Materials provided Block Start
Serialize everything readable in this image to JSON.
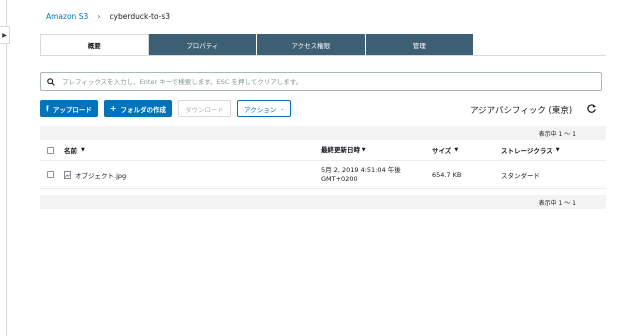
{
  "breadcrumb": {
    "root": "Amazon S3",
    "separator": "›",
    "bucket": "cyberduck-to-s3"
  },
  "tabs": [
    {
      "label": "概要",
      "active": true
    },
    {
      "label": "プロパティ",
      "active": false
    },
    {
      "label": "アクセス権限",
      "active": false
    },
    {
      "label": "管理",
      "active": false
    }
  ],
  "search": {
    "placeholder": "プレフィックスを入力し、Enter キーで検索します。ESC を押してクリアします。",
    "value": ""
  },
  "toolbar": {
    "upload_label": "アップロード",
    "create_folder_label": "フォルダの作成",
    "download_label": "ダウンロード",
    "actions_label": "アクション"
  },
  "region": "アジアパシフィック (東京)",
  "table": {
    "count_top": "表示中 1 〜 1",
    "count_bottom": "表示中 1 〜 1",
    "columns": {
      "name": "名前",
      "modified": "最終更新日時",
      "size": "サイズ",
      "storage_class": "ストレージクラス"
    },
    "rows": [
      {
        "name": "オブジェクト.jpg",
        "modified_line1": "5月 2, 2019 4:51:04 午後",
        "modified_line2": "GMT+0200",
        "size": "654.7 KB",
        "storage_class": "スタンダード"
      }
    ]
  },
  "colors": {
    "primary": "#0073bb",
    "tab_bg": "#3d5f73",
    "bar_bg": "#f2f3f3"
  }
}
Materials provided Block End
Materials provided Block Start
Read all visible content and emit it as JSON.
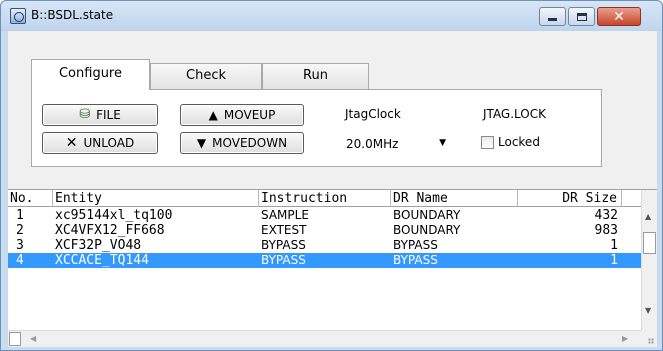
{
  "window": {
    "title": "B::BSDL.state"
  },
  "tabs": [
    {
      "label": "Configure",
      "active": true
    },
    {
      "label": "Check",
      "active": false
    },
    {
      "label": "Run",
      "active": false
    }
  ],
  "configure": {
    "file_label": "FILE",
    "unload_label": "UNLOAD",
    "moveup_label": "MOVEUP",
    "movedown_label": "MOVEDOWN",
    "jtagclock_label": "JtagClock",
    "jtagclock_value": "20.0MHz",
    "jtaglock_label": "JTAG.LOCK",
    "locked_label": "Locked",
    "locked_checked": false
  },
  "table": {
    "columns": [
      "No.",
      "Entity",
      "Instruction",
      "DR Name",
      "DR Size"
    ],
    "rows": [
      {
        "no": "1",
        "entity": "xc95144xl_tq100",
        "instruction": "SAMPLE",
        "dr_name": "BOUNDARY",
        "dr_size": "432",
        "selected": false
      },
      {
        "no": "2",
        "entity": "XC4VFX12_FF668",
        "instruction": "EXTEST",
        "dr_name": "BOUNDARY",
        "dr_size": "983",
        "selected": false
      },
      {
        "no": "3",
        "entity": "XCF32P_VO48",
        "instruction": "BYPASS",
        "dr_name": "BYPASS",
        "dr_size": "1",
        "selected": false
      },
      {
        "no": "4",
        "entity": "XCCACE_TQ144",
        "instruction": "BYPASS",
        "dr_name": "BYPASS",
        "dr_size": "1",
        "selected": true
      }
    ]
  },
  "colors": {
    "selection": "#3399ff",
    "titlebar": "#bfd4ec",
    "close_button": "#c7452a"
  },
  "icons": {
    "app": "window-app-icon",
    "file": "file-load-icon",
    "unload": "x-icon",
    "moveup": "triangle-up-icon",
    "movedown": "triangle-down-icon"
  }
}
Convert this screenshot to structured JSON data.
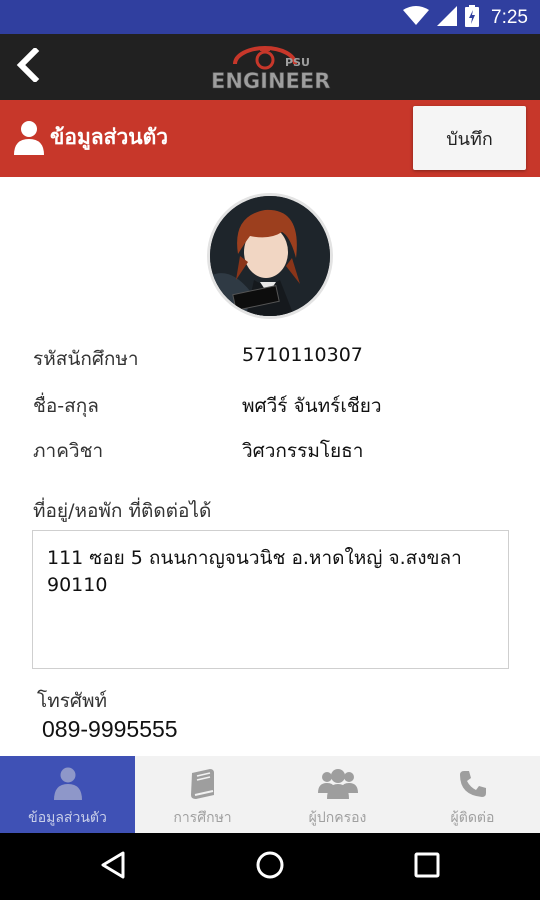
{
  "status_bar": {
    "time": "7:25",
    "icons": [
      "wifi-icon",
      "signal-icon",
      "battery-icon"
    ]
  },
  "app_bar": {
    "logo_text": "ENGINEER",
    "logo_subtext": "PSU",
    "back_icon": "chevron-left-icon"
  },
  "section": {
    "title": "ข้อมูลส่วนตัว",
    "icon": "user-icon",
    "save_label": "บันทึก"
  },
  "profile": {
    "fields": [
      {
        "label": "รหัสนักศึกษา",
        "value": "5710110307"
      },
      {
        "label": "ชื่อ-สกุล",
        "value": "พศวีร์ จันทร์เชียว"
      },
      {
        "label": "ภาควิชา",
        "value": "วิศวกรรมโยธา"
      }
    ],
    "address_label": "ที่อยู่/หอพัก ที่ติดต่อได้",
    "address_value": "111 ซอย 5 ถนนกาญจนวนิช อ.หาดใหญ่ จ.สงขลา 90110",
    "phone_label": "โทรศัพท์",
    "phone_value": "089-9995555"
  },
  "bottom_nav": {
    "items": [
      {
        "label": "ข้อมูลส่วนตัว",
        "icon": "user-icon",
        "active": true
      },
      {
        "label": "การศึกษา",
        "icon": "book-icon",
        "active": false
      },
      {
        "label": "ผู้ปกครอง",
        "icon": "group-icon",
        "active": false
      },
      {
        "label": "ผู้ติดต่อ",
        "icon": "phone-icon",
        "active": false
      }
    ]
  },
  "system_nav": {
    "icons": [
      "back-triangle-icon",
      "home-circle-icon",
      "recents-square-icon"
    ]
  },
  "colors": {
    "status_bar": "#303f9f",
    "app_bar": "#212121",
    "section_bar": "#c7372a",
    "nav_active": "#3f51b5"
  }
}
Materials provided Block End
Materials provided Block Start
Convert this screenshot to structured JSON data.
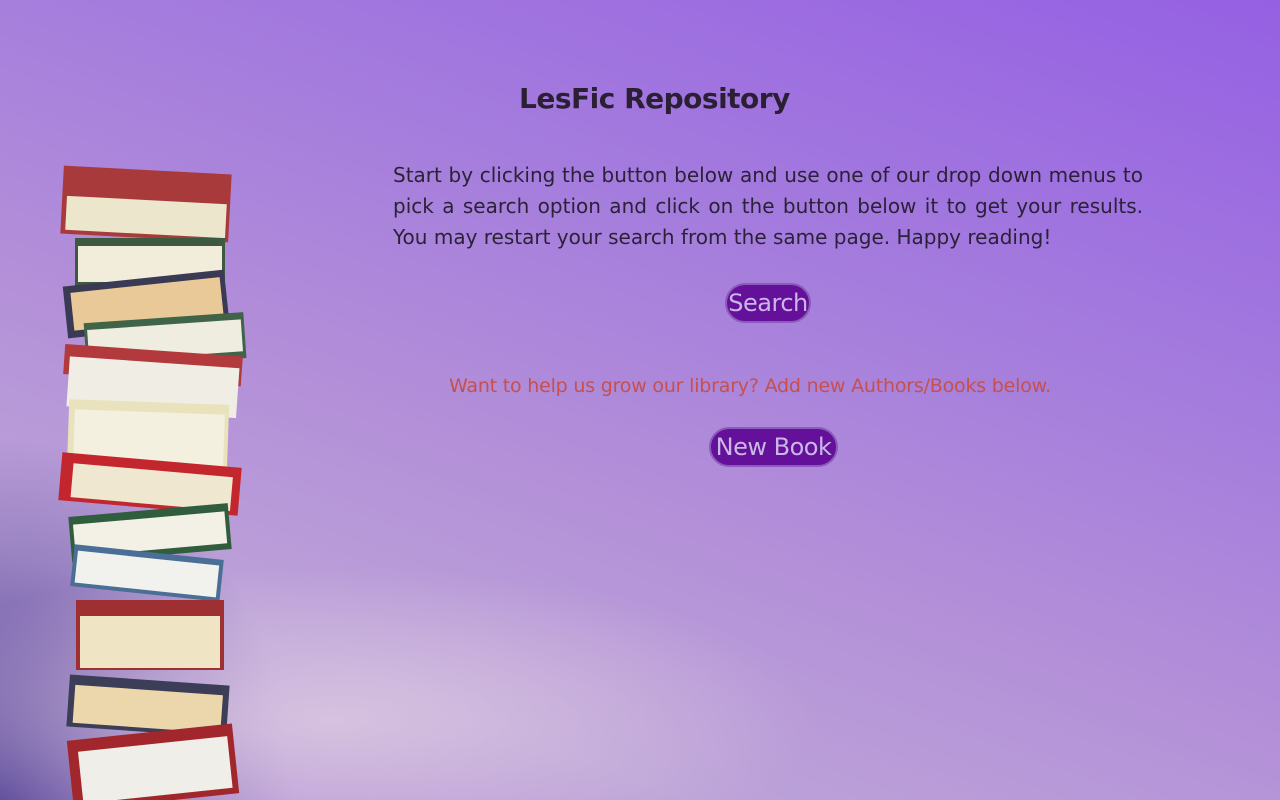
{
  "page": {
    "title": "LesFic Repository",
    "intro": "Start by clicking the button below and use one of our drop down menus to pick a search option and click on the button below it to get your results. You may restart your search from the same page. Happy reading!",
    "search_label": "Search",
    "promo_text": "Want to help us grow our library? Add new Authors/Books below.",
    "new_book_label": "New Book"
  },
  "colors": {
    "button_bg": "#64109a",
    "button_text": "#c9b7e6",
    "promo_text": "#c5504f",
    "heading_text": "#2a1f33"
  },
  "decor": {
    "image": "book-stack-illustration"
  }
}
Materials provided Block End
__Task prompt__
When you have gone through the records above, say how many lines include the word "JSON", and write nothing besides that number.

__Expected answer__
4